STORED DATA
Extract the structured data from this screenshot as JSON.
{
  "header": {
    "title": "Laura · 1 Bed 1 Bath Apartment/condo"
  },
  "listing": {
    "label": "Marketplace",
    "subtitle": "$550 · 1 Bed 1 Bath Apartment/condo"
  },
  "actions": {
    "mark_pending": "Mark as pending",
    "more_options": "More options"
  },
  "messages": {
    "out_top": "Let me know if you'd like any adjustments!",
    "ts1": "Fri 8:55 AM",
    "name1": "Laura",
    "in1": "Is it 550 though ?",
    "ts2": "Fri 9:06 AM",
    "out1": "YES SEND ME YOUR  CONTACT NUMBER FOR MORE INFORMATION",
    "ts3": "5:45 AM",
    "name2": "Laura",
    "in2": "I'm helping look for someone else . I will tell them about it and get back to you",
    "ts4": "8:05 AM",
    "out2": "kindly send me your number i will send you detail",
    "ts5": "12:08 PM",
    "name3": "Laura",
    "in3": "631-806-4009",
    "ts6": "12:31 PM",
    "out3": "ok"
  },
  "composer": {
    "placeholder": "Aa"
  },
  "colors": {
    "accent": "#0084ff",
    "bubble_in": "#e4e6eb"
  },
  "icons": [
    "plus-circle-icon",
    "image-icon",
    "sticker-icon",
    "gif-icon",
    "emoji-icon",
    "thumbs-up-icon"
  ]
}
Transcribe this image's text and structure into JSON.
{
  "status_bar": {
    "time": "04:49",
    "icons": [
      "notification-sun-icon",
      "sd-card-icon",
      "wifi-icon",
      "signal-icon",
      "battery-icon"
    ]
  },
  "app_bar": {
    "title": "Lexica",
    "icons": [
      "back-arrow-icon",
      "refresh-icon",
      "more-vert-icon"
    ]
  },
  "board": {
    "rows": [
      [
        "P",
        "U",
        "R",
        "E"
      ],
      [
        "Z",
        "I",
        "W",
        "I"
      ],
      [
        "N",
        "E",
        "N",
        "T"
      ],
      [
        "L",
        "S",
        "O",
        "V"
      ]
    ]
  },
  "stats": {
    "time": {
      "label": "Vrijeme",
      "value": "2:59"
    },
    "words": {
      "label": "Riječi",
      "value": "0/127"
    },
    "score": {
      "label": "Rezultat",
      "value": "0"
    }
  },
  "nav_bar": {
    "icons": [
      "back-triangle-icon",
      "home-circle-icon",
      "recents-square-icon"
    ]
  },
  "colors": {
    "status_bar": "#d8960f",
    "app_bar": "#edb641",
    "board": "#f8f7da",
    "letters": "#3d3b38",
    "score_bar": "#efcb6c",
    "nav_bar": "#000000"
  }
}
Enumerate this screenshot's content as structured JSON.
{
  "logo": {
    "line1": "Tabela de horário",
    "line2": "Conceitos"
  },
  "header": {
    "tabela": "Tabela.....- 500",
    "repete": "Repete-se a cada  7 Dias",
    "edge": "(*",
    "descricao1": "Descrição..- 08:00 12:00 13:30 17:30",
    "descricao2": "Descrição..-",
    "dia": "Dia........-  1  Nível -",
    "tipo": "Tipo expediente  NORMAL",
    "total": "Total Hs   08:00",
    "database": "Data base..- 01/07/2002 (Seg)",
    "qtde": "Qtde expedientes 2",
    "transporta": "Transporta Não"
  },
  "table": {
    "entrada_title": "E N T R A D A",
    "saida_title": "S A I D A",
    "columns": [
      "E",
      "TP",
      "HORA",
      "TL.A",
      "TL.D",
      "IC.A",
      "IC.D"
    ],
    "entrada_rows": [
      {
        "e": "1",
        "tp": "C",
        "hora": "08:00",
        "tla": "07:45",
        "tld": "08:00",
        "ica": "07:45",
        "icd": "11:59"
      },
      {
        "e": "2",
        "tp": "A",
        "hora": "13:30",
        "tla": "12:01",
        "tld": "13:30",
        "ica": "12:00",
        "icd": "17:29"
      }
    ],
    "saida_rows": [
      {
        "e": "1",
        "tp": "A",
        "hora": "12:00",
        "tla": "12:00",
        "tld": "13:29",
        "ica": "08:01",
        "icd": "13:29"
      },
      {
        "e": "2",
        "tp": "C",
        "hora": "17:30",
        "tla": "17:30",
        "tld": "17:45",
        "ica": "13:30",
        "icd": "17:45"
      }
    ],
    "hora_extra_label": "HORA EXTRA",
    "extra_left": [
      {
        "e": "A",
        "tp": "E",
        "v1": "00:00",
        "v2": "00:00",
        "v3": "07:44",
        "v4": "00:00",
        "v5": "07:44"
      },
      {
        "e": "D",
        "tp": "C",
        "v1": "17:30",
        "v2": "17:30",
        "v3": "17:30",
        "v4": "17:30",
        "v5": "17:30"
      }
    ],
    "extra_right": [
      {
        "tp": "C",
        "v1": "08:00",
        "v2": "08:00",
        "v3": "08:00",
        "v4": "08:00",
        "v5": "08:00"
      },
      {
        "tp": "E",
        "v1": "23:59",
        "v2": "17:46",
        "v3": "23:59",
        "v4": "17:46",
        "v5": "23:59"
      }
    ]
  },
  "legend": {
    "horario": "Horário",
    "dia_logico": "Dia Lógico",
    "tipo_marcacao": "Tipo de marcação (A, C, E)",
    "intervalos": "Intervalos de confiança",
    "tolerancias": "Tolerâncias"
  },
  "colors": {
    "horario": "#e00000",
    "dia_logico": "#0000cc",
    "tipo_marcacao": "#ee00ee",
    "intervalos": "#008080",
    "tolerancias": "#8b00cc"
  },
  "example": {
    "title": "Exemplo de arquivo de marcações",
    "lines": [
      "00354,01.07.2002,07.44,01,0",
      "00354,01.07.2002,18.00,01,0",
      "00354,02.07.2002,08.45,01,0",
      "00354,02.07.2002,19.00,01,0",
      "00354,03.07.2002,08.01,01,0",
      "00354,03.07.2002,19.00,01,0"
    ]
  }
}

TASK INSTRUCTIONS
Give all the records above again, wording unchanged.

EXERCISE ANSWER
Extract the structured data from this screenshot as JSON.
{
  "header": {
    "title": "Laura · 1 Bed 1 Bath Apartment/condo"
  },
  "listing": {
    "label": "Marketplace",
    "subtitle": "$550 · 1 Bed 1 Bath Apartment/condo"
  },
  "actions": {
    "mark_pending": "Mark as pending",
    "more_options": "More options"
  },
  "messages": {
    "out_top": "Let me know if you'd like any adjustments!",
    "ts1": "Fri 8:55 AM",
    "name1": "Laura",
    "in1": "Is it 550 though ?",
    "ts2": "Fri 9:06 AM",
    "out1": "YES SEND ME YOUR  CONTACT NUMBER FOR MORE INFORMATION",
    "ts3": "5:45 AM",
    "name2": "Laura",
    "in2": "I'm helping look for someone else . I will tell them about it and get back to you",
    "ts4": "8:05 AM",
    "out2": "kindly send me your number i will send you detail",
    "ts5": "12:08 PM",
    "name3": "Laura",
    "in3": "631-806-4009",
    "ts6": "12:31 PM",
    "out3": "ok"
  },
  "composer": {
    "placeholder": "Aa"
  },
  "colors": {
    "accent": "#0084ff",
    "bubble_in": "#e4e6eb"
  },
  "icons": [
    "plus-circle-icon",
    "image-icon",
    "sticker-icon",
    "gif-icon",
    "emoji-icon",
    "thumbs-up-icon"
  ]
}
Transcribe this image's text and structure into JSON.
{
  "status_bar": {
    "time": "04:49",
    "icons": [
      "notification-sun-icon",
      "sd-card-icon",
      "wifi-icon",
      "signal-icon",
      "battery-icon"
    ]
  },
  "app_bar": {
    "title": "Lexica",
    "icons": [
      "back-arrow-icon",
      "refresh-icon",
      "more-vert-icon"
    ]
  },
  "board": {
    "rows": [
      [
        "P",
        "U",
        "R",
        "E"
      ],
      [
        "Z",
        "I",
        "W",
        "I"
      ],
      [
        "N",
        "E",
        "N",
        "T"
      ],
      [
        "L",
        "S",
        "O",
        "V"
      ]
    ]
  },
  "stats": {
    "time": {
      "label": "Vrijeme",
      "value": "2:59"
    },
    "words": {
      "label": "Riječi",
      "value": "0/127"
    },
    "score": {
      "label": "Rezultat",
      "value": "0"
    }
  },
  "nav_bar": {
    "icons": [
      "back-triangle-icon",
      "home-circle-icon",
      "recents-square-icon"
    ]
  },
  "colors": {
    "status_bar": "#d8960f",
    "app_bar": "#edb641",
    "board": "#f8f7da",
    "letters": "#3d3b38",
    "score_bar": "#efcb6c",
    "nav_bar": "#000000"
  }
}
Enumerate this screenshot's content as structured JSON.
{
  "logo": {
    "line1": "Tabela de horário",
    "line2": "Conceitos"
  },
  "header": {
    "tabela": "Tabela.....- 500",
    "repete": "Repete-se a cada  7 Dias",
    "edge": "(*",
    "descricao1": "Descrição..- 08:00 12:00 13:30 17:30",
    "descricao2": "Descrição..-",
    "dia": "Dia........-  1  Nível -",
    "tipo": "Tipo expediente  NORMAL",
    "total": "Total Hs   08:00",
    "database": "Data base..- 01/07/2002 (Seg)",
    "qtde": "Qtde expedientes 2",
    "transporta": "Transporta Não"
  },
  "table": {
    "entrada_title": "E N T R A D A",
    "saida_title": "S A I D A",
    "columns": [
      "E",
      "TP",
      "HORA",
      "TL.A",
      "TL.D",
      "IC.A",
      "IC.D"
    ],
    "entrada_rows": [
      {
        "e": "1",
        "tp": "C",
        "hora": "08:00",
        "tla": "07:45",
        "tld": "08:00",
        "ica": "07:45",
        "icd": "11:59"
      },
      {
        "e": "2",
        "tp": "A",
        "hora": "13:30",
        "tla": "12:01",
        "tld": "13:30",
        "ica": "12:00",
        "icd": "17:29"
      }
    ],
    "saida_rows": [
      {
        "e": "1",
        "tp": "A",
        "hora": "12:00",
        "tla": "12:00",
        "tld": "13:29",
        "ica": "08:01",
        "icd": "13:29"
      },
      {
        "e": "2",
        "tp": "C",
        "hora": "17:30",
        "tla": "17:30",
        "tld": "17:45",
        "ica": "13:30",
        "icd": "17:45"
      }
    ],
    "hora_extra_label": "HORA EXTRA",
    "extra_left": [
      {
        "e": "A",
        "tp": "E",
        "v1": "00:00",
        "v2": "00:00",
        "v3": "07:44",
        "v4": "00:00",
        "v5": "07:44"
      },
      {
        "e": "D",
        "tp": "C",
        "v1": "17:30",
        "v2": "17:30",
        "v3": "17:30",
        "v4": "17:30",
        "v5": "17:30"
      }
    ],
    "extra_right": [
      {
        "tp": "C",
        "v1": "08:00",
        "v2": "08:00",
        "v3": "08:00",
        "v4": "08:00",
        "v5": "08:00"
      },
      {
        "tp": "E",
        "v1": "23:59",
        "v2": "17:46",
        "v3": "23:59",
        "v4": "17:46",
        "v5": "23:59"
      }
    ]
  },
  "legend": {
    "horario": "Horário",
    "dia_logico": "Dia Lógico",
    "tipo_marcacao": "Tipo de marcação (A, C, E)",
    "intervalos": "Intervalos de confiança",
    "tolerancias": "Tolerâncias"
  },
  "colors": {
    "horario": "#e00000",
    "dia_logico": "#0000cc",
    "tipo_marcacao": "#ee00ee",
    "intervalos": "#008080",
    "tolerancias": "#8b00cc"
  },
  "example": {
    "title": "Exemplo de arquivo de marcações",
    "lines": [
      "00354,01.07.2002,07.44,01,0",
      "00354,01.07.2002,18.00,01,0",
      "00354,02.07.2002,08.45,01,0",
      "00354,02.07.2002,19.00,01,0",
      "00354,03.07.2002,08.01,01,0",
      "00354,03.07.2002,19.00,01,0"
    ]
  }
}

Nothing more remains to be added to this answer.